The Fine Line Between Segmentation and Segregation
At its core, network segmentation is about slicing your network traffic into distinct subnets. Imagine each subnet as a dedicated lane on a highway, where only authorized vehicles—data packets in this case—can enter. This division is enforced by firewalls and access control measures that ensure sensitive data is shielded from unwanted eyes.
Conversely, network segregation takes it a step further. It’s not just about dividing the network but also about establishing more restricted, almost isolated environments within the network. This is where the principles of virtual local area networks (VLANs) and routers come into play, creating boundaries within your network architecture that are difficult for cyber threats to cross.
Implementing Both for Enhanced Cybersecurity
Employing both segmentation and segregation can be akin to installing both a sturdy gate and an alarm system for your home. By using VLANs for segmentation, you create a segmented network that regulates network traffic flow and isolates critical sections, such as those containing sensitive data. Meanwhile, segregation acts as an added layer of protection, keeping the most valuable assets in separate, secure compartments.
The Role of Micro-Segmentation and Zero Trust
In the realm of network security, micro-segmentation and the Zero Trust model are modern practices that resonate with the concept of least privilege. Micro-segmentation involves creating smaller, more finely tuned subnetworks, which can limit the spread of malware by containing potential breaches to a small footprint within the entire network.
Zero Trust, a principle that refuses network access until trust is verified, complements both segmentation and segregation. It ensures that even within a segmented or segregated network, authentication is paramount, and the attack surface is minimized.
Linking Segmentation to Network Performance
While cybersecurity is a primary motivator, the benefits of network segmentation also extend to network performance. By dividing your internal network into smaller networks, you can reduce congestion, improve traffic flows, and enhance the overall user experience.
The Tufin Orchestration Suite: A Vanguard in Network Segmentation
When it comes to implementing network segmentation, the Tufin Orchestration Suite stands as a vanguard solution. Tufin’s suite helps organizations map out and manage their network segmentation with precision, promoting a security posture that’s as resilient as it is refined.
In the end, network segmentation vs segregation is not about choosing one over the other; it’s about understanding how each can be used effectively in your cybersecurity strategy. By tailoring both concepts to fit the unique contours of your network, you can protect against cyberattacks, reduce your attack surface, and maintain compliance with regulations like PCI DSS.
Q: What is the difference between network segmentation and network isolation?
A: Network segmentation involves dividing a network into subnets to control access and traffic flow. Network isolation is more severe, creating a standalone network with no connectivity to other parts of the network. It’s a stringent form of segregation. To learn more about implementing these strategies, check out our blog post on simplifying network segmentation.
Q: What do you mean by network segmentation?

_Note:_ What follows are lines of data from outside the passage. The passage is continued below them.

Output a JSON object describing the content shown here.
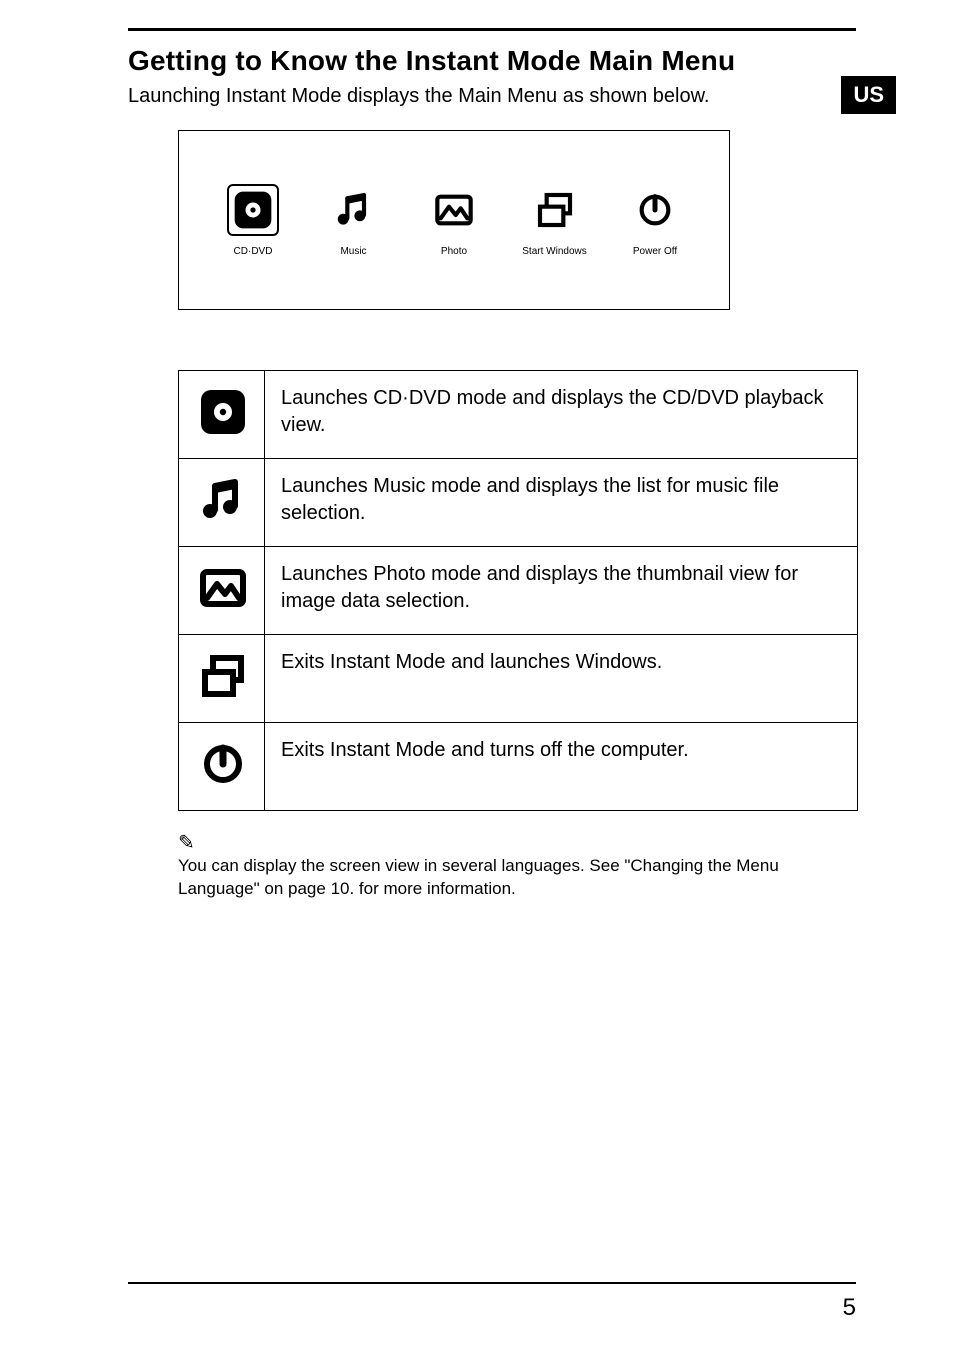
{
  "region": "US",
  "heading": "Getting to Know the Instant Mode Main Menu",
  "subheading": "Launching Instant Mode displays the Main Menu as shown below.",
  "menu": {
    "items": [
      {
        "id": "cd-dvd",
        "label": "CD·DVD",
        "icon": "disc-icon",
        "selected": true
      },
      {
        "id": "music",
        "label": "Music",
        "icon": "music-icon",
        "selected": false
      },
      {
        "id": "photo",
        "label": "Photo",
        "icon": "photo-icon",
        "selected": false
      },
      {
        "id": "start-windows",
        "label": "Start Windows",
        "icon": "windows-icon",
        "selected": false
      },
      {
        "id": "power-off",
        "label": "Power Off",
        "icon": "power-icon",
        "selected": false
      }
    ]
  },
  "descriptions": [
    {
      "icon": "disc-icon",
      "text": "Launches CD·DVD mode and displays the CD/DVD playback view."
    },
    {
      "icon": "music-icon",
      "text": "Launches Music mode and displays the list for music file selection."
    },
    {
      "icon": "photo-icon",
      "text": "Launches Photo mode and displays the thumbnail view for image data selection."
    },
    {
      "icon": "windows-icon",
      "text": "Exits Instant Mode and launches Windows."
    },
    {
      "icon": "power-icon",
      "text": "Exits Instant Mode and turns off the computer."
    }
  ],
  "note": {
    "icon": "✎",
    "text": "You can display the screen view in several languages. See \"Changing the Menu Language\" on page 10. for more information."
  },
  "page_number": "5"
}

A: Network segmentation refers to the process of dividing a computer network into subparts or segments to boost security, improve network performance, and prevent lateral movement of threats. Discover the full potential of network segmentation in our article on how to unlock the full power of network segmentation.
Q: What are the two types of network segmentation?
A: The two primary types of network segmentation are physical segmentation, using actual hardware like routers and firewalls, and virtual segmentation, using software-based tools like VLANs and subnets. For more insight, read our take on enterprise network segmentation best practices.
Interested in seeing how Tufin can streamline your network security strategy? Sign up for a demo to see our solutions in action.